Records drawn from a dataset:

+ + + + + + +

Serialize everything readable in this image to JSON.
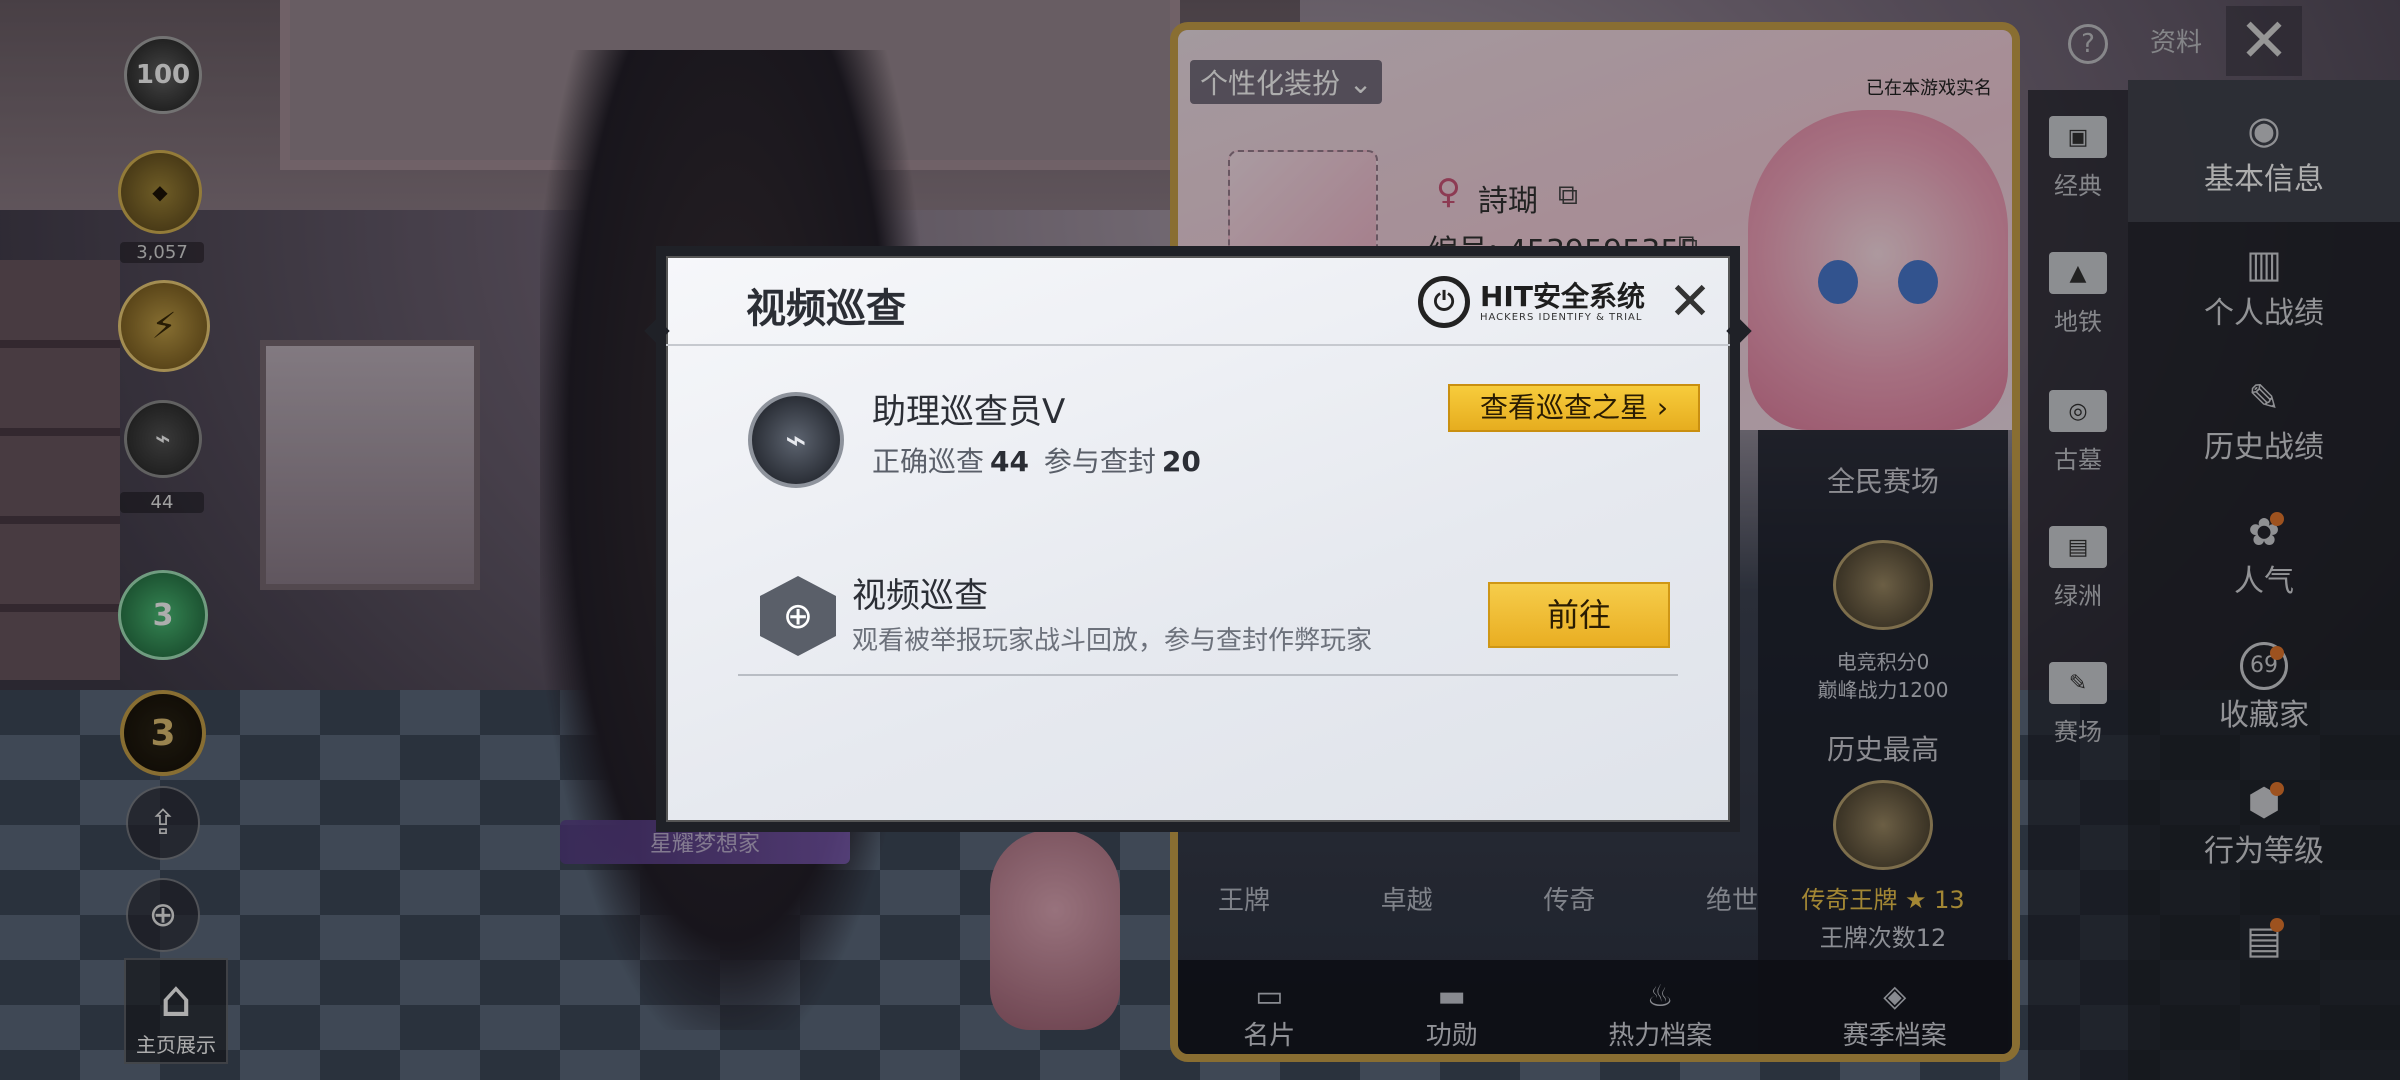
{
  "left_rail": {
    "badge_top": "100",
    "badge_gold_small": "",
    "badge_count": "3,057",
    "badge_44": "44",
    "badge_green": "3",
    "badge_three": "3",
    "home_show_label": "主页展示"
  },
  "character": {
    "nickname_plate": "星耀梦想家"
  },
  "profile_card": {
    "title": "个性化装扮",
    "realname_status": "已在本游戏实名",
    "player_name": "詩瑚",
    "player_id": "编号: 4539595355",
    "stats_title": "全民赛场",
    "esports_points": "电竞积分0",
    "peak_power": "巅峰战力1200",
    "history_best": "历史最高",
    "best_rank": "传奇王牌",
    "best_stars": "13",
    "ace_times": "王牌次数12",
    "ranks": [
      "王牌",
      "卓越",
      "传奇",
      "绝世"
    ],
    "bottom_tabs": [
      {
        "label": "名片",
        "icon": "id-card-icon"
      },
      {
        "label": "功勋",
        "icon": "medal-icon"
      },
      {
        "label": "热力档案",
        "icon": "flame-icon"
      },
      {
        "label": "赛季档案",
        "icon": "season-icon"
      }
    ]
  },
  "header_right": {
    "resource_label": "资料",
    "help_glyph": "?"
  },
  "mode_column": {
    "items": [
      "经典",
      "地铁",
      "古墓",
      "绿洲",
      "赛场"
    ]
  },
  "info_column": {
    "items": [
      "基本信息",
      "个人战绩",
      "历史战绩",
      "人气",
      "收藏家",
      "行为等级"
    ],
    "collector_badge": "69"
  },
  "modal": {
    "title": "视频巡查",
    "brand_name": "HIT安全系统",
    "brand_sub": "HACKERS IDENTIFY & TRIAL",
    "rank_title": "助理巡查员V",
    "correct_label": "正确巡查",
    "correct_value": "44",
    "participate_label": "参与查封",
    "participate_value": "20",
    "star_button": "查看巡查之星",
    "patrol_title": "视频巡查",
    "patrol_desc": "观看被举报玩家战斗回放，参与查封作弊玩家",
    "go_button": "前往"
  },
  "colors": {
    "gold_button": "#f2c23a",
    "modal_bg": "#eef0f4",
    "frame_gold": "#caa24a"
  }
}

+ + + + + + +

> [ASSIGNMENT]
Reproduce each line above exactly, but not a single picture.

> [EXERCISE RESULT]
Serialize everything readable in this image to JSON.
{
  "left_rail": {
    "badge_top": "100",
    "badge_gold_small": "",
    "badge_count": "3,057",
    "badge_44": "44",
    "badge_green": "3",
    "badge_three": "3",
    "home_show_label": "主页展示"
  },
  "character": {
    "nickname_plate": "星耀梦想家"
  },
  "profile_card": {
    "title": "个性化装扮",
    "realname_status": "已在本游戏实名",
    "player_name": "詩瑚",
    "player_id": "编号: 4539595355",
    "stats_title": "全民赛场",
    "esports_points": "电竞积分0",
    "peak_power": "巅峰战力1200",
    "history_best": "历史最高",
    "best_rank": "传奇王牌",
    "best_stars": "13",
    "ace_times": "王牌次数12",
    "ranks": [
      "王牌",
      "卓越",
      "传奇",
      "绝世"
    ],
    "bottom_tabs": [
      {
        "label": "名片",
        "icon": "id-card-icon"
      },
      {
        "label": "功勋",
        "icon": "medal-icon"
      },
      {
        "label": "热力档案",
        "icon": "flame-icon"
      },
      {
        "label": "赛季档案",
        "icon": "season-icon"
      }
    ]
  },
  "header_right": {
    "resource_label": "资料",
    "help_glyph": "?"
  },
  "mode_column": {
    "items": [
      "经典",
      "地铁",
      "古墓",
      "绿洲",
      "赛场"
    ]
  },
  "info_column": {
    "items": [
      "基本信息",
      "个人战绩",
      "历史战绩",
      "人气",
      "收藏家",
      "行为等级"
    ],
    "collector_badge": "69"
  },
  "modal": {
    "title": "视频巡查",
    "brand_name": "HIT安全系统",
    "brand_sub": "HACKERS IDENTIFY & TRIAL",
    "rank_title": "助理巡查员V",
    "correct_label": "正确巡查",
    "correct_value": "44",
    "participate_label": "参与查封",
    "participate_value": "20",
    "star_button": "查看巡查之星",
    "patrol_title": "视频巡查",
    "patrol_desc": "观看被举报玩家战斗回放，参与查封作弊玩家",
    "go_button": "前往"
  },
  "colors": {
    "gold_button": "#f2c23a",
    "modal_bg": "#eef0f4",
    "frame_gold": "#caa24a"
  }
}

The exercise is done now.